I let go of the knife and pushed, one-handed, freeing myself. I set the pup down and freed my hammer while he staggered, eyes rolling, blood bubbling from his lips. A single blow crushed his skull.
I turned to Girra.
“We’re done here,” I barked. I could feel her eyes burning into me as I strode past her, the human pup still clutched to my chest.
The pack stood outside in a semicircle. Howls erupted from their jaws as I stepped into the night.
“Auroo! Auroo!” They chanted.
“What do you hold, Auroo?” Nyill crooned, licking her lips. “A tasty morsel to share?”
“A gift for the priestess,” Girra said from behind me.
“No,” I yelled. “No more pups will die.”
The glittering eyes of the pack watched me in silence.
I stiffened as Girra’s knives pierced my back. I rolled my head around to meet her eyes. She stood, muzzle set in a grim line, arms rigid as she pressed her blades deep into my body.
“You are weak,” she spat. My pack, the brothers and sisters who had run with me a hundred times, crept toward me, their bared teeth gleaming with saliva.
“We are hungry,” Nyill yipped. Her teeth pierced my thigh like needles.
“Feed us,” another said, and I felt a dagger bite into my side.
They were on me now. A hundred paws pinned me to the ground. Girra let go of her knives and wrenched the pup from my arms. She held it out to the pack. Their frothing muzzles ripped at the tiny bundle.

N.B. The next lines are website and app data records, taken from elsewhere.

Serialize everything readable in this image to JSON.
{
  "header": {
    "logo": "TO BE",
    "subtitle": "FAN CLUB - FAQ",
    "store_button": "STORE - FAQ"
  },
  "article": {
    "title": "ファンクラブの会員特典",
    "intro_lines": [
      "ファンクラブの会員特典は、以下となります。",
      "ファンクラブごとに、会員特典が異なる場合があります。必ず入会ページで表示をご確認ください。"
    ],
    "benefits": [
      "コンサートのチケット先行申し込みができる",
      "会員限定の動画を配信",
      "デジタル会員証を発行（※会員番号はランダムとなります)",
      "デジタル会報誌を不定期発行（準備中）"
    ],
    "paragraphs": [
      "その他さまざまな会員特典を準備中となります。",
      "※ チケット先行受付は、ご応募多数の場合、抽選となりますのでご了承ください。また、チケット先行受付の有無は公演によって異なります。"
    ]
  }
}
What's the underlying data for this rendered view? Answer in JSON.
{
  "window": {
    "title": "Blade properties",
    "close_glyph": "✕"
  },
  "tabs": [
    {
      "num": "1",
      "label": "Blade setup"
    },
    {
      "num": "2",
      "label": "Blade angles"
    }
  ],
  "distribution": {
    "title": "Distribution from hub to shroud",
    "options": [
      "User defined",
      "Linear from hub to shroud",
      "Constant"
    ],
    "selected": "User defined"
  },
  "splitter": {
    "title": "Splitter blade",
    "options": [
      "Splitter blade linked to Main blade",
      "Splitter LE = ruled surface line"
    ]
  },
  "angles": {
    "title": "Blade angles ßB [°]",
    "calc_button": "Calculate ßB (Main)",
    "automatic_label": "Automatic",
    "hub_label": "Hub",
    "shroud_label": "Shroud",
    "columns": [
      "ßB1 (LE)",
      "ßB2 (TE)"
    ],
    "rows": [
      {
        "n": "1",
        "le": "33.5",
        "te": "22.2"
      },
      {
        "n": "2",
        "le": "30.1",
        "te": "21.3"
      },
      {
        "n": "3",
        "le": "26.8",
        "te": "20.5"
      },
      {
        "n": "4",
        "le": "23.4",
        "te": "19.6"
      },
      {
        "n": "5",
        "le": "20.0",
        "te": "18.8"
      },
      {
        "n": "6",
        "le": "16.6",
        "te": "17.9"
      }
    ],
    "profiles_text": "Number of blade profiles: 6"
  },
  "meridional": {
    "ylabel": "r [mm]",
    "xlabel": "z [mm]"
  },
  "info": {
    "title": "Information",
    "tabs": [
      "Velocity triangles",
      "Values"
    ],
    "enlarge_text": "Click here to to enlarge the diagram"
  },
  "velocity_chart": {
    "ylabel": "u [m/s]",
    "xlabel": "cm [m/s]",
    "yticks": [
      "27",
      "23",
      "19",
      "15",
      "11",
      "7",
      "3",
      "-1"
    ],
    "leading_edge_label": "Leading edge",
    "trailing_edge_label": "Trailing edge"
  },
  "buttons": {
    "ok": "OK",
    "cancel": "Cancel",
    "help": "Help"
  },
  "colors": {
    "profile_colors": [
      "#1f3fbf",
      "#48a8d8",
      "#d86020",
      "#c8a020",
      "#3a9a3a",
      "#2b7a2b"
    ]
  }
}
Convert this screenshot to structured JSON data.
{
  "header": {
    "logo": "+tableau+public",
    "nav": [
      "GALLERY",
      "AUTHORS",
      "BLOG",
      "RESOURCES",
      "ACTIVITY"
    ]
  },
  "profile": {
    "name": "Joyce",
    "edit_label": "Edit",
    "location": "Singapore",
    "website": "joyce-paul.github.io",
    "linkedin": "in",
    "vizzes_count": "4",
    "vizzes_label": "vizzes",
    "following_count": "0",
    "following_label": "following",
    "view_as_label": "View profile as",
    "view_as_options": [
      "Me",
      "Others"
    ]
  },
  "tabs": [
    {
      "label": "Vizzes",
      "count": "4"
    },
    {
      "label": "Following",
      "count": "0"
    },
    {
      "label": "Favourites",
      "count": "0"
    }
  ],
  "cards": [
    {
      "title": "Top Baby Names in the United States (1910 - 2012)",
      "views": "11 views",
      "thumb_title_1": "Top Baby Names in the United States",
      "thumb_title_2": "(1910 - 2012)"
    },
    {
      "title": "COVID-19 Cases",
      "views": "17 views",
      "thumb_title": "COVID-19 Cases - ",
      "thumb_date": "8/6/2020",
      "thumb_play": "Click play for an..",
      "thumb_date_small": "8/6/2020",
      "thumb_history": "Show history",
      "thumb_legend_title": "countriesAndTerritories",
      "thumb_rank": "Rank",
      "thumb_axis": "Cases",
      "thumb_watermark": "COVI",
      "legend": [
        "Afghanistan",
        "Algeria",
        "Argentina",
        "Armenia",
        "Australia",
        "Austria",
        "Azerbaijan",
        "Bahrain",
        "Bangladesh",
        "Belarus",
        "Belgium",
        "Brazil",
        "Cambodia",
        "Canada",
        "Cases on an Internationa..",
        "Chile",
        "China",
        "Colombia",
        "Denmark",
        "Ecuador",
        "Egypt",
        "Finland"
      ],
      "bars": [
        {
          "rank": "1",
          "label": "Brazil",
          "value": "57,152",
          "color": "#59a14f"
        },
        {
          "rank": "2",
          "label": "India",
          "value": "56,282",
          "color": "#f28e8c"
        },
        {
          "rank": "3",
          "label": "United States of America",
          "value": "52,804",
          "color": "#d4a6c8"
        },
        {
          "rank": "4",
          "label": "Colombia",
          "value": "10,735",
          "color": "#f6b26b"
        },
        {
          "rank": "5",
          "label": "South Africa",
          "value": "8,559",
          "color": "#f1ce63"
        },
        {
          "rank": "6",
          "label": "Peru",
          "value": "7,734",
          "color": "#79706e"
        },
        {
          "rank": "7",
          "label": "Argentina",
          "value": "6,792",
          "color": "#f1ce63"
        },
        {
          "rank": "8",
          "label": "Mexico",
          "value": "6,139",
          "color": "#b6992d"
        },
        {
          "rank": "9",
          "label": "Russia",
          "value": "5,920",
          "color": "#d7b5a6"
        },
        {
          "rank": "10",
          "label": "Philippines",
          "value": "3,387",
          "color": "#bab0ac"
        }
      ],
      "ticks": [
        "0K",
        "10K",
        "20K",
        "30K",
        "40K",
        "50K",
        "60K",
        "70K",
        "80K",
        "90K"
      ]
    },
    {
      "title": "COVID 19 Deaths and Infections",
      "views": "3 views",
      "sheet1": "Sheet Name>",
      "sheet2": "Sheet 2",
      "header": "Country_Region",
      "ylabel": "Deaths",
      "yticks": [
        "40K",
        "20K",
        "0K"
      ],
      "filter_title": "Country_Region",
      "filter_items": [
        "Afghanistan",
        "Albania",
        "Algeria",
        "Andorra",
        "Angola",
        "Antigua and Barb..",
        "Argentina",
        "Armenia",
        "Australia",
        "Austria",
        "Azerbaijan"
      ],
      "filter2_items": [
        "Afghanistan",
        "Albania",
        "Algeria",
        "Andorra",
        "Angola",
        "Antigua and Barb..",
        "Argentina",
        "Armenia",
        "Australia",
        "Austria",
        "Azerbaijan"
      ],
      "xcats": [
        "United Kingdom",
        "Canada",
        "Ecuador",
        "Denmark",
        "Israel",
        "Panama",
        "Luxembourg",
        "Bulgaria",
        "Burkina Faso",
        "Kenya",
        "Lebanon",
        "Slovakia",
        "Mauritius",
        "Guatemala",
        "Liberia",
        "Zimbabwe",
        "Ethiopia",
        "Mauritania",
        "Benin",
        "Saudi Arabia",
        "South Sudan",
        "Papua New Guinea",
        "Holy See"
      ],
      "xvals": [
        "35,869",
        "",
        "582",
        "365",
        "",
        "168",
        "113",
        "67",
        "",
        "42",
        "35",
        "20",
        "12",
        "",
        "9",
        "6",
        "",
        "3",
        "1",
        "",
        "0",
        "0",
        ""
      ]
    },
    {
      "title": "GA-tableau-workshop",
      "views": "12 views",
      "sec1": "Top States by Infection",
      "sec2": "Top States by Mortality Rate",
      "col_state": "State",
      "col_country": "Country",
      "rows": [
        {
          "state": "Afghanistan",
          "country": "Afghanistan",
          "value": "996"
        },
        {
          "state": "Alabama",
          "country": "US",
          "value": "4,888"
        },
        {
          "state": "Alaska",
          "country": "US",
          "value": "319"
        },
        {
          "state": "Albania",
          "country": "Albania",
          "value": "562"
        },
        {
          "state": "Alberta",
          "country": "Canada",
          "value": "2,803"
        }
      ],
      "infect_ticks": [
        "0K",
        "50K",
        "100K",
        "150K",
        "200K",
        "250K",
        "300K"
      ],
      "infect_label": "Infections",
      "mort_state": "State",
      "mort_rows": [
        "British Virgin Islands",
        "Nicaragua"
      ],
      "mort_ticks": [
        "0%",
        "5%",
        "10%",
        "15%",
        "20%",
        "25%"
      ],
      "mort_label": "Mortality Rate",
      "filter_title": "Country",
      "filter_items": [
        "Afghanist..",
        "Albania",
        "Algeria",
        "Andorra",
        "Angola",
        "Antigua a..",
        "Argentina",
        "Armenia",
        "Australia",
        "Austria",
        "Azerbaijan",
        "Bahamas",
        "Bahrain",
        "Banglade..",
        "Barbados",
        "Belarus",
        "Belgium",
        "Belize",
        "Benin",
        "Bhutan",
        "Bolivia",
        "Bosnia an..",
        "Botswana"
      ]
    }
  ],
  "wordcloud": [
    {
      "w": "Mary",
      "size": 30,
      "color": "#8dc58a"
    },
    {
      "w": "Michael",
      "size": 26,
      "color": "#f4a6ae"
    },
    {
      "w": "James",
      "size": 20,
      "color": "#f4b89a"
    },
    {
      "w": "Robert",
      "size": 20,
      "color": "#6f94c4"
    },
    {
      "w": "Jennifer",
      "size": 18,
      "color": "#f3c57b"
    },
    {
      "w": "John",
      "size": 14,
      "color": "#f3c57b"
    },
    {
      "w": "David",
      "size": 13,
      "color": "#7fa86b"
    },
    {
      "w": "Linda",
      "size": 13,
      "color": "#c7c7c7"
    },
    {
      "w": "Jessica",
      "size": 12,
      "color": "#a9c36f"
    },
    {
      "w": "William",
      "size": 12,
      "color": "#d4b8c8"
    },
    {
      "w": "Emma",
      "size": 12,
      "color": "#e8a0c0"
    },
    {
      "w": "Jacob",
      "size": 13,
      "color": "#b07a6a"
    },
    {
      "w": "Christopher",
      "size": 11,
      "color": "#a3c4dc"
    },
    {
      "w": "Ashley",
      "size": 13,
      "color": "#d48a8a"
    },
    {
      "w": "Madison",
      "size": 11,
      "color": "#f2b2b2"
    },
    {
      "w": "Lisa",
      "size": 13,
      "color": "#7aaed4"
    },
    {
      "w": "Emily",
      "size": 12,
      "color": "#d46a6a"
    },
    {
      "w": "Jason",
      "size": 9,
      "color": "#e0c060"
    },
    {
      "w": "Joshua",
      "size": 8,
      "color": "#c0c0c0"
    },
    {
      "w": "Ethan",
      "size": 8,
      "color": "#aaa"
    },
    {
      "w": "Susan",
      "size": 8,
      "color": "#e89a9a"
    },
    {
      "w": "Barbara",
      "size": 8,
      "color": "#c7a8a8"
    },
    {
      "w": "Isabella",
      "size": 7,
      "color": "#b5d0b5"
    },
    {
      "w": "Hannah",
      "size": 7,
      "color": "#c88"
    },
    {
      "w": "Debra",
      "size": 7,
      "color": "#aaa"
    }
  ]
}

Through the searing pain of their teeth and claws, I felt the words of the priestess wash over me. “Our Mother calls you.” I felt the wounds on my body open up into the abyss, to the arms of the Mother of Monsters, as she called me to her.